Beginning with the ‘motivations’ for design, the model traces progressive development into creating ‘meanings’ for human beings via metaphors, on to defining the ‘modes’ of system behavior, and finally, making effective ‘mappings’ to the artifacts and controls that ultimately become tools of usage.

Amazing stuff!

Bill Verplank - the Design Process

A few weeks later, we had another model of the design process up on the wall – this time from Niels-Clausten Stuck.┬á(Drawing from my notebook below). This model is┬ácomparatively┬ámuch more generic than the earlier one, in that sense that it describes an effective approach to challenges across the design spectrum, from interaction and innovation to spaces, physical products and information.

Niels-Clausen Stuck - the Design Process

Niels traced the development of ‘user research data’ into informed ‘insights’, which in turn could be abstracted further to the level of ‘frameworks’ that define the opportunity/solution space for design.
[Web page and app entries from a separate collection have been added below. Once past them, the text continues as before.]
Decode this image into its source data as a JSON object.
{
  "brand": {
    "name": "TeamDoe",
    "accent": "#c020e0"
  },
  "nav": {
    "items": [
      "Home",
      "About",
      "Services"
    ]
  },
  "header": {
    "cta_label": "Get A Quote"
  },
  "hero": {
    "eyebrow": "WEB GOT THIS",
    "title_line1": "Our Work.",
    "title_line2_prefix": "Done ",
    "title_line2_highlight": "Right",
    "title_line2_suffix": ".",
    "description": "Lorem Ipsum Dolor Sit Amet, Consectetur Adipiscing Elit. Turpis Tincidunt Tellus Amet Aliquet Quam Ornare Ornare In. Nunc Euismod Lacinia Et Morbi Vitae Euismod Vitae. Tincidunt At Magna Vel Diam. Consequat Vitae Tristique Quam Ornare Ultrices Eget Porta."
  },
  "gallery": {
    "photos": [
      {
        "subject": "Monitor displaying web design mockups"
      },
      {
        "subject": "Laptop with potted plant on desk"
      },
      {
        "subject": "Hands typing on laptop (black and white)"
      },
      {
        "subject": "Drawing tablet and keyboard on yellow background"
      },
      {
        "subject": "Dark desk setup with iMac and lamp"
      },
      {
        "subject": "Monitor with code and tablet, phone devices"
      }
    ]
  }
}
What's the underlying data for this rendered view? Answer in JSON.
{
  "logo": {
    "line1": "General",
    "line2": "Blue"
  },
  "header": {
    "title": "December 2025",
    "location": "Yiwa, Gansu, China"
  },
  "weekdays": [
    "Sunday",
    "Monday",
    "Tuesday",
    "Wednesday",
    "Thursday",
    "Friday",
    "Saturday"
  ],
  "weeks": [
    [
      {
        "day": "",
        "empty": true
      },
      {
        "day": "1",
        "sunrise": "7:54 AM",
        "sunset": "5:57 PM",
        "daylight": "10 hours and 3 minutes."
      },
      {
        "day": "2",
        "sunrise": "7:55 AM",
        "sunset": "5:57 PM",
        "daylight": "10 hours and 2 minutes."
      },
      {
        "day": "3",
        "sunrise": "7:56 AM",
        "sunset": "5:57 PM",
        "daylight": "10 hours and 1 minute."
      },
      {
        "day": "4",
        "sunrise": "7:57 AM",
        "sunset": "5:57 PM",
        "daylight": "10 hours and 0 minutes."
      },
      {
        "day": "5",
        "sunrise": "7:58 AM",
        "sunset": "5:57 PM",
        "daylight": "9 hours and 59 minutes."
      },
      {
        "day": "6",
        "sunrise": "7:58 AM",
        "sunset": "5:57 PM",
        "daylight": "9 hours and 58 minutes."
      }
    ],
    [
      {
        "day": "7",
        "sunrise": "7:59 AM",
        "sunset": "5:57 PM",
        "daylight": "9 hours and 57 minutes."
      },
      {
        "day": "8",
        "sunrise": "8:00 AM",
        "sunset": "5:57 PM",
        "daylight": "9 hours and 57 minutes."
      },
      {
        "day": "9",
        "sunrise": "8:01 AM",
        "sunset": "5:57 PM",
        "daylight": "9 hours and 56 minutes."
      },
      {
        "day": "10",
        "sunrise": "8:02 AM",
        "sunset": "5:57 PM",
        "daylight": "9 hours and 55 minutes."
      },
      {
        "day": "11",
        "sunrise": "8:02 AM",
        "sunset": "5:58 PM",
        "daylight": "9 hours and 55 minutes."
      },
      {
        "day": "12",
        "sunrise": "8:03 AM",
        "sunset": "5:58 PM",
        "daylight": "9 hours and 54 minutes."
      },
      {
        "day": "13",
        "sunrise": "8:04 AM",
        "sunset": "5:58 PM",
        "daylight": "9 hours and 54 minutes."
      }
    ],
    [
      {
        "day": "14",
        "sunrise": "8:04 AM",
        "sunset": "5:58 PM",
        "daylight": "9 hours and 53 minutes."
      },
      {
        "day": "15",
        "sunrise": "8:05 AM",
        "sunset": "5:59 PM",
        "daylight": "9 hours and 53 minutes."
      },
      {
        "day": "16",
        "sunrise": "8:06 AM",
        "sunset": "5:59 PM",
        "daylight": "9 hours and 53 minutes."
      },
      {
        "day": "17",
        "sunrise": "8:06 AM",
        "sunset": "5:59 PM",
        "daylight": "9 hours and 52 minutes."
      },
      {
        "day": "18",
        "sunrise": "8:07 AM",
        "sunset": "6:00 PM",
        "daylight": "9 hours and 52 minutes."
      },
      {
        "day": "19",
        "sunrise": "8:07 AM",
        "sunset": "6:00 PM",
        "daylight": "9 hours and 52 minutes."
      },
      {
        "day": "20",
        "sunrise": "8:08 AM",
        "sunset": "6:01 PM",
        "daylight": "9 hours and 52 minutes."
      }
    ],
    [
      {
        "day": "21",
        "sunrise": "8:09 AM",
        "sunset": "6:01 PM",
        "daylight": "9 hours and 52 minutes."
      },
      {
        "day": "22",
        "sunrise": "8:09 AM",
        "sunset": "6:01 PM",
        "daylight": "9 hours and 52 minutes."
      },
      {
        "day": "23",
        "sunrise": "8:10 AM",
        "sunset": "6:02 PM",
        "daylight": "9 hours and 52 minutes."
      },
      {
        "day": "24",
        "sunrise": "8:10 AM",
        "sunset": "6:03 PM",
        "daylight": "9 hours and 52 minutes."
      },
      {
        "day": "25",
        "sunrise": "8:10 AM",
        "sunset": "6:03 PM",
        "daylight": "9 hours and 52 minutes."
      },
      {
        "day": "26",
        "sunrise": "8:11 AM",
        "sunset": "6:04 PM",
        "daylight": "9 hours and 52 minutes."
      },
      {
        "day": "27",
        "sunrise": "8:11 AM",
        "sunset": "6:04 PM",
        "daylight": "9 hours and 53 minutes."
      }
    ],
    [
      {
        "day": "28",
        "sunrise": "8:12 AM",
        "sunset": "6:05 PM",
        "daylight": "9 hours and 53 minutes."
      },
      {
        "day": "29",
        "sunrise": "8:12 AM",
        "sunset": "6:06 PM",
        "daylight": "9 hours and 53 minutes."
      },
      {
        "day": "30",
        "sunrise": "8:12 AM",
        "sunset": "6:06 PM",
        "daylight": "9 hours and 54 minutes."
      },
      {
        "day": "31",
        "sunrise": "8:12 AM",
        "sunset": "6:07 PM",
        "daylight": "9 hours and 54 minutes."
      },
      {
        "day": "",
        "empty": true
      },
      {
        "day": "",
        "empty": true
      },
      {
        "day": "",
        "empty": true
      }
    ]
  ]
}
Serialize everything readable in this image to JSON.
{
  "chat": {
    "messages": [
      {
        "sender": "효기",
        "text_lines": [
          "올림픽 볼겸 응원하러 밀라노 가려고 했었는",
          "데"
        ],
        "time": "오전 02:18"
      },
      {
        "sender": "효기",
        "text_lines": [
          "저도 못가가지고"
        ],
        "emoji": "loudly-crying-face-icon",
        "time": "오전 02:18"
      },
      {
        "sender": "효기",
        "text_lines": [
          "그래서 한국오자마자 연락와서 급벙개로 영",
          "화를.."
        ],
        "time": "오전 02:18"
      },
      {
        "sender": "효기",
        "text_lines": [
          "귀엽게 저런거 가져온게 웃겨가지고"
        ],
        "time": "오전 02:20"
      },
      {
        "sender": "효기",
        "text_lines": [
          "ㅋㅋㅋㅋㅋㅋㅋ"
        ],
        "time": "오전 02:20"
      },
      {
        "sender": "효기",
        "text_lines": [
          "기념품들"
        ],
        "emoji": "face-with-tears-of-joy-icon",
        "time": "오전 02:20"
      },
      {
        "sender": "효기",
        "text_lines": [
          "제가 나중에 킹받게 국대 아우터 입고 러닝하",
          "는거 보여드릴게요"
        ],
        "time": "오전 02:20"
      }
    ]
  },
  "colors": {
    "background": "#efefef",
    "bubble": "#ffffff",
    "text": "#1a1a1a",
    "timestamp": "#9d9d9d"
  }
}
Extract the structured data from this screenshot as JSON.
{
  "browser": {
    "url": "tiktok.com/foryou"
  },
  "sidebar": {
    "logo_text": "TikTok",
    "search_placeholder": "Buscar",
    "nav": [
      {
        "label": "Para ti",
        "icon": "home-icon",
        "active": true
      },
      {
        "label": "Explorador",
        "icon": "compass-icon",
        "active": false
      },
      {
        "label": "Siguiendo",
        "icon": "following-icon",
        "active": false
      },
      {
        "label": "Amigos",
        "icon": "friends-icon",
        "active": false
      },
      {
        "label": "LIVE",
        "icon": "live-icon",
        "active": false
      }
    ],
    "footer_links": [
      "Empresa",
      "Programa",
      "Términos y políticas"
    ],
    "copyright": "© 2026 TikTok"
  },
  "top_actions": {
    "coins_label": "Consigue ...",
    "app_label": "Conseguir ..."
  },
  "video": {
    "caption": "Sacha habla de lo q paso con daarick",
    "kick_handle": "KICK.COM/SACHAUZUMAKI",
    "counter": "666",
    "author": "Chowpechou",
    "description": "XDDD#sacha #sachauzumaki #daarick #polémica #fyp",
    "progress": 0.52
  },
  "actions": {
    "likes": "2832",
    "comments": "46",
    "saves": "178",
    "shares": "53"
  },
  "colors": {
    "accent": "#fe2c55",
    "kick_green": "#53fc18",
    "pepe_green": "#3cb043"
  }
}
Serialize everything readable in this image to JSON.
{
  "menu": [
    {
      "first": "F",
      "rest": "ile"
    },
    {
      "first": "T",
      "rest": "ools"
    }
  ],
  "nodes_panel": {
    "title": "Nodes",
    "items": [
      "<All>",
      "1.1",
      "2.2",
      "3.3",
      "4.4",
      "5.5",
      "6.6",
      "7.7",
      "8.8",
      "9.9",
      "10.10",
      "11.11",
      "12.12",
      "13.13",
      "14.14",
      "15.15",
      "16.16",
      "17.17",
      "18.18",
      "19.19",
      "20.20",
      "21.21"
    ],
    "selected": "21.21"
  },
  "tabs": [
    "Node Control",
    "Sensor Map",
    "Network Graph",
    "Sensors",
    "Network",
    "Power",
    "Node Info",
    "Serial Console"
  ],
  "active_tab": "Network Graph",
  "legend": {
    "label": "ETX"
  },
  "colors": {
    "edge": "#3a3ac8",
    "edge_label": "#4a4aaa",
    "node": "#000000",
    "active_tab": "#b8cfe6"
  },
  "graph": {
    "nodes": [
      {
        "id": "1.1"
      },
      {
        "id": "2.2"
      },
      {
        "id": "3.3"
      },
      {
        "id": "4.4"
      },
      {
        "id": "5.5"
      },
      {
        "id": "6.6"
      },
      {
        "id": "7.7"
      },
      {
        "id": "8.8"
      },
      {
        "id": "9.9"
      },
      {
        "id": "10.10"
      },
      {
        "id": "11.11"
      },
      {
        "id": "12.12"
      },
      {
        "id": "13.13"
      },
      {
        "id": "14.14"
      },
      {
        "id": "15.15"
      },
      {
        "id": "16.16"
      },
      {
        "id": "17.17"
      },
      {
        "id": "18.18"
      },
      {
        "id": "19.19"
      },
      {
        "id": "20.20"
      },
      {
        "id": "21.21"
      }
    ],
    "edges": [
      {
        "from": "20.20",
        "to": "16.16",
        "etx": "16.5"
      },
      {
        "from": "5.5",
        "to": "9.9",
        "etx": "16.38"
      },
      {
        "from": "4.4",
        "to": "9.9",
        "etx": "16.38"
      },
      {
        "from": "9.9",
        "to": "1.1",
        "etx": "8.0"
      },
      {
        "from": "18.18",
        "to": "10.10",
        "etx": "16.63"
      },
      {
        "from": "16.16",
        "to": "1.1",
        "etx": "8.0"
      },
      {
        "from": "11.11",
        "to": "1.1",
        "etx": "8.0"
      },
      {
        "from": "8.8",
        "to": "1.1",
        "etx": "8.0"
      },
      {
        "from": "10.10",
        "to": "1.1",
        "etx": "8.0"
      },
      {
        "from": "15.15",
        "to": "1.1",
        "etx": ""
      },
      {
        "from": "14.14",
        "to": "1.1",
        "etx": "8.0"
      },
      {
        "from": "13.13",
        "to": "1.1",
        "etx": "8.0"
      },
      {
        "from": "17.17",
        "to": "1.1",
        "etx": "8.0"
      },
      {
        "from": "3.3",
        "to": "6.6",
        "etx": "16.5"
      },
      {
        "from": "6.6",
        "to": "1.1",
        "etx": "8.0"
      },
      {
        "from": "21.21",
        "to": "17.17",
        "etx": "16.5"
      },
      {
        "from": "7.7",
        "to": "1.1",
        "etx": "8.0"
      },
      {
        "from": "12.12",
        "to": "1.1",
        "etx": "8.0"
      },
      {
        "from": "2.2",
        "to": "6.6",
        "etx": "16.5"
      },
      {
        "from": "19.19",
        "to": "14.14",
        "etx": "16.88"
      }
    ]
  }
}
The dominant opportunities are then concretized into real-world solutions by developing a multitude of ‘concepts’, out of which are created select final ‘prototypes’ – the design solutions that live and perform in the hands of users.

This (second) model of the design process is also a great approach to looking at the focus areas and work of various types of global design/strategy/innovation consultancies – we CIID are learning from folks specializing in each or many of the different areas of the model. Yes, if I haven’t said it already – its great to be here!